### EXERCISE DESCRIPTION:
Pull out each line of the data that includes the word "title".

### Stored data:
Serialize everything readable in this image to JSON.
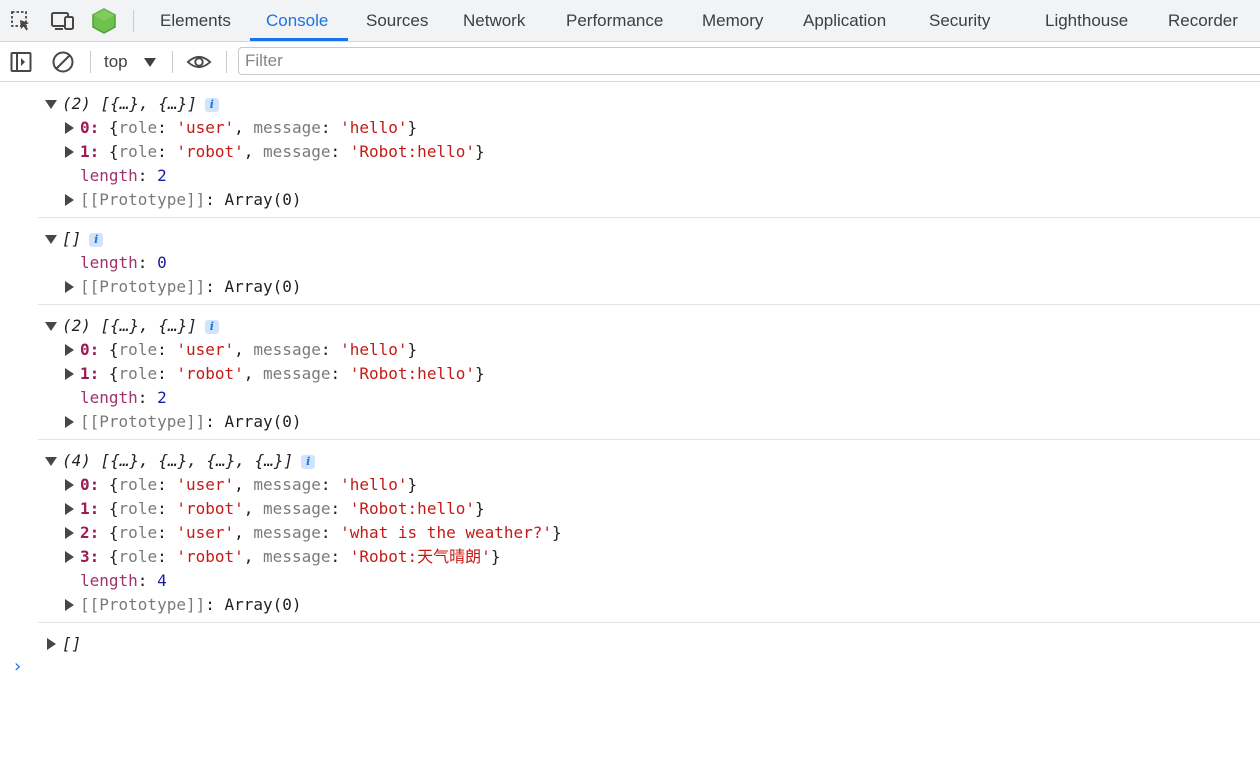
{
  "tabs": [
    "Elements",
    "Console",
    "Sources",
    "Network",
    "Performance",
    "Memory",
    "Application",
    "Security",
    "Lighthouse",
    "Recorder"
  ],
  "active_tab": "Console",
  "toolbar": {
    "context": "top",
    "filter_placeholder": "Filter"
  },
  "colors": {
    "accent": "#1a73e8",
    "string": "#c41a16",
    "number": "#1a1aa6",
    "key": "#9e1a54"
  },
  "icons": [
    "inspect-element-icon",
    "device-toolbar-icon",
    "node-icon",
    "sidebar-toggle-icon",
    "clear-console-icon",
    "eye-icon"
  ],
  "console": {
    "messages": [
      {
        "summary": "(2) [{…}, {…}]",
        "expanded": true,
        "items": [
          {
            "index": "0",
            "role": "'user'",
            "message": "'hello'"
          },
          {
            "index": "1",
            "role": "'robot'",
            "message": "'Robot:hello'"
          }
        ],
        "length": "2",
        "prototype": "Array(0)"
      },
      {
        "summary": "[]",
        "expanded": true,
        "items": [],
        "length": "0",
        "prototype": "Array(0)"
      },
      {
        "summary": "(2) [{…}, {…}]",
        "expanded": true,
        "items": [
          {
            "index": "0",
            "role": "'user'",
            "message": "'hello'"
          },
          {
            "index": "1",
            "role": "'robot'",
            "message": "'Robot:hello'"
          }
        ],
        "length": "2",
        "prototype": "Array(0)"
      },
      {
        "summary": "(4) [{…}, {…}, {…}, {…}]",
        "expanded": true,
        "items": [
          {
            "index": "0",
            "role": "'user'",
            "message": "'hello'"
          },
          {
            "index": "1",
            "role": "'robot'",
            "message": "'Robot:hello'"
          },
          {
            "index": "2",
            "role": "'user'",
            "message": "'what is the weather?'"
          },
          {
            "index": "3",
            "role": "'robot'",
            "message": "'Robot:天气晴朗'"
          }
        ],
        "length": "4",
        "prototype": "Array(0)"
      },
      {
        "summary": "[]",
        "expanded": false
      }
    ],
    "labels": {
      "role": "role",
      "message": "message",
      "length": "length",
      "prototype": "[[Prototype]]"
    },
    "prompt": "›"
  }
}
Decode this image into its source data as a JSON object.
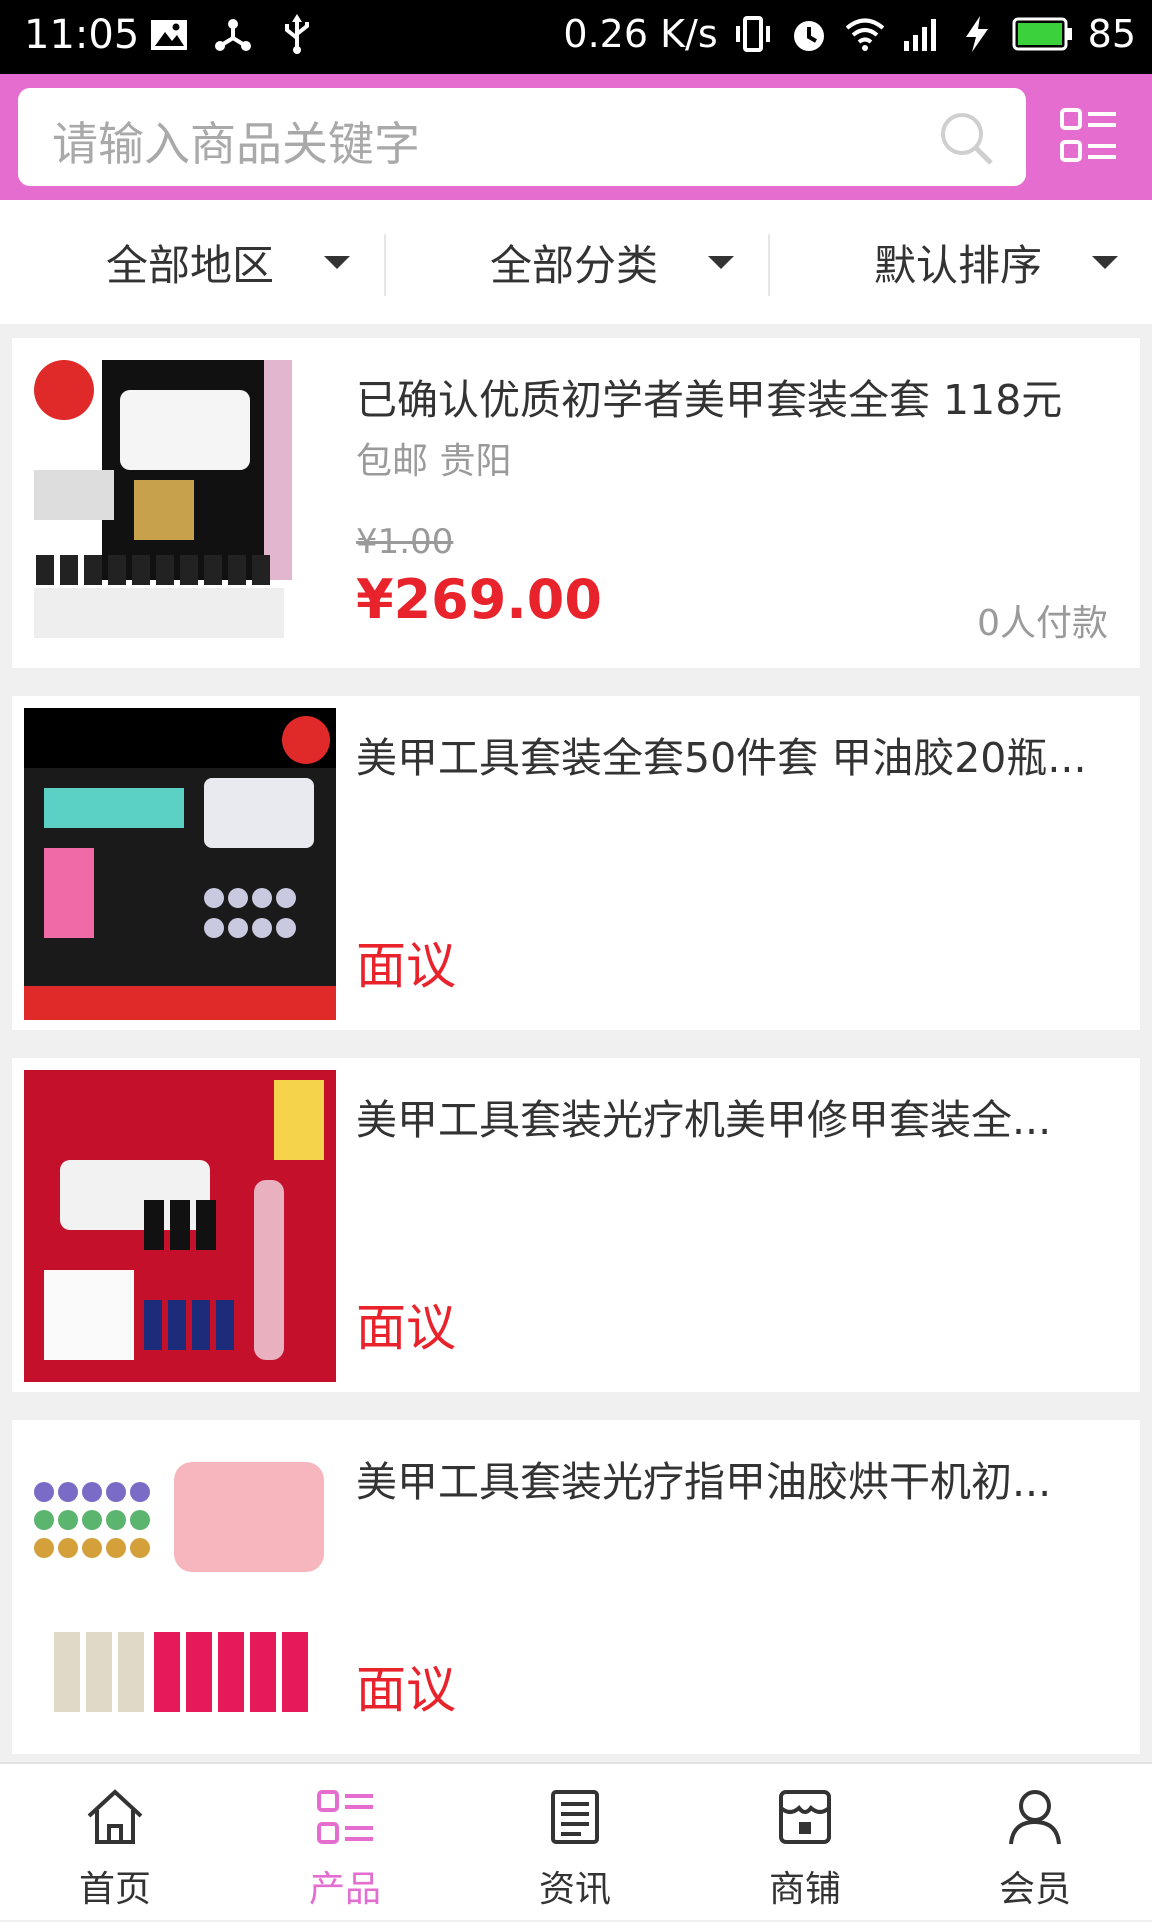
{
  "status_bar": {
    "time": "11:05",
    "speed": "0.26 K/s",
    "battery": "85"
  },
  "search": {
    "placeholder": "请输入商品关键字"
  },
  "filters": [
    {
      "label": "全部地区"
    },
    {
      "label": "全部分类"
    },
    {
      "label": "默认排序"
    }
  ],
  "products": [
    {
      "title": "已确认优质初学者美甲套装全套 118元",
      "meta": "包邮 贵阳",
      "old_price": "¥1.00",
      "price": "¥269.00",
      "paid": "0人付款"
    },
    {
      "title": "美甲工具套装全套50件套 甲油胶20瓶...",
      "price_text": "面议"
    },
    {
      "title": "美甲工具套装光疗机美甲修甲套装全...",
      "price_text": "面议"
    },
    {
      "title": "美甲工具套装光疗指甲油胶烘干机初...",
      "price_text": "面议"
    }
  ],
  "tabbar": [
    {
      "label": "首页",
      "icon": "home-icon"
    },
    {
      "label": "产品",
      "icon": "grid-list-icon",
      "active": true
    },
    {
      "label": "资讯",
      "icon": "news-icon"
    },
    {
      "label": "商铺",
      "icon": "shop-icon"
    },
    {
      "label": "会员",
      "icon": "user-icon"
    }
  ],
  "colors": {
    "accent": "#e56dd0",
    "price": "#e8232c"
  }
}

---

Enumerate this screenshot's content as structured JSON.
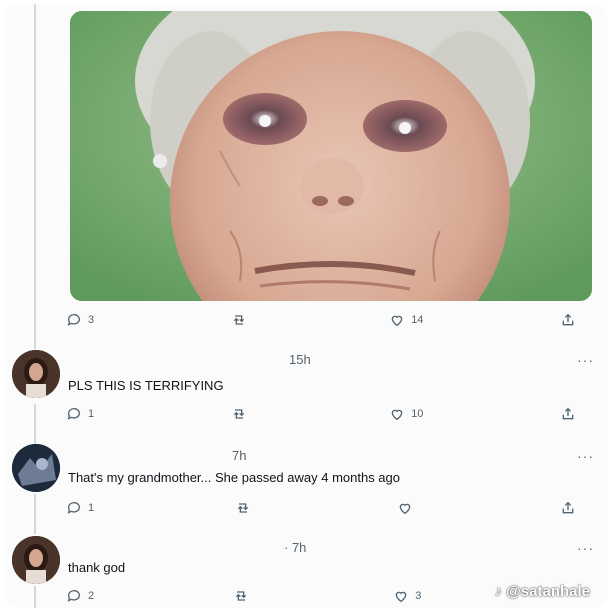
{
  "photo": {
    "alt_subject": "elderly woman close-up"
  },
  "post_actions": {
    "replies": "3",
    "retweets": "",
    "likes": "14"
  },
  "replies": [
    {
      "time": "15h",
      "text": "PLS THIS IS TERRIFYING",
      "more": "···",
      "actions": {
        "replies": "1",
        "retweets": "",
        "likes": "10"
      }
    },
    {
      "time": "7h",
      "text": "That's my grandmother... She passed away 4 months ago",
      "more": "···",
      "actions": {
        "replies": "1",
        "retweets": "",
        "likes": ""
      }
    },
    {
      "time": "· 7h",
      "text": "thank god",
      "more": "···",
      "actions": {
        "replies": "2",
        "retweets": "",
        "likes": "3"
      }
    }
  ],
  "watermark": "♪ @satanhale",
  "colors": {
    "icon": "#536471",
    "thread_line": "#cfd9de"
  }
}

### SOLUTION FOR THIS EXERCISE:
      "title": "已确认优质初学者美甲套装全套 118元",
      "title": "美甲工具套装全套50件套 甲油胶20瓶...",
      "title": "美甲工具套装光疗机美甲修甲套装全...",
      "title": "美甲工具套装光疗指甲油胶烘干机初...",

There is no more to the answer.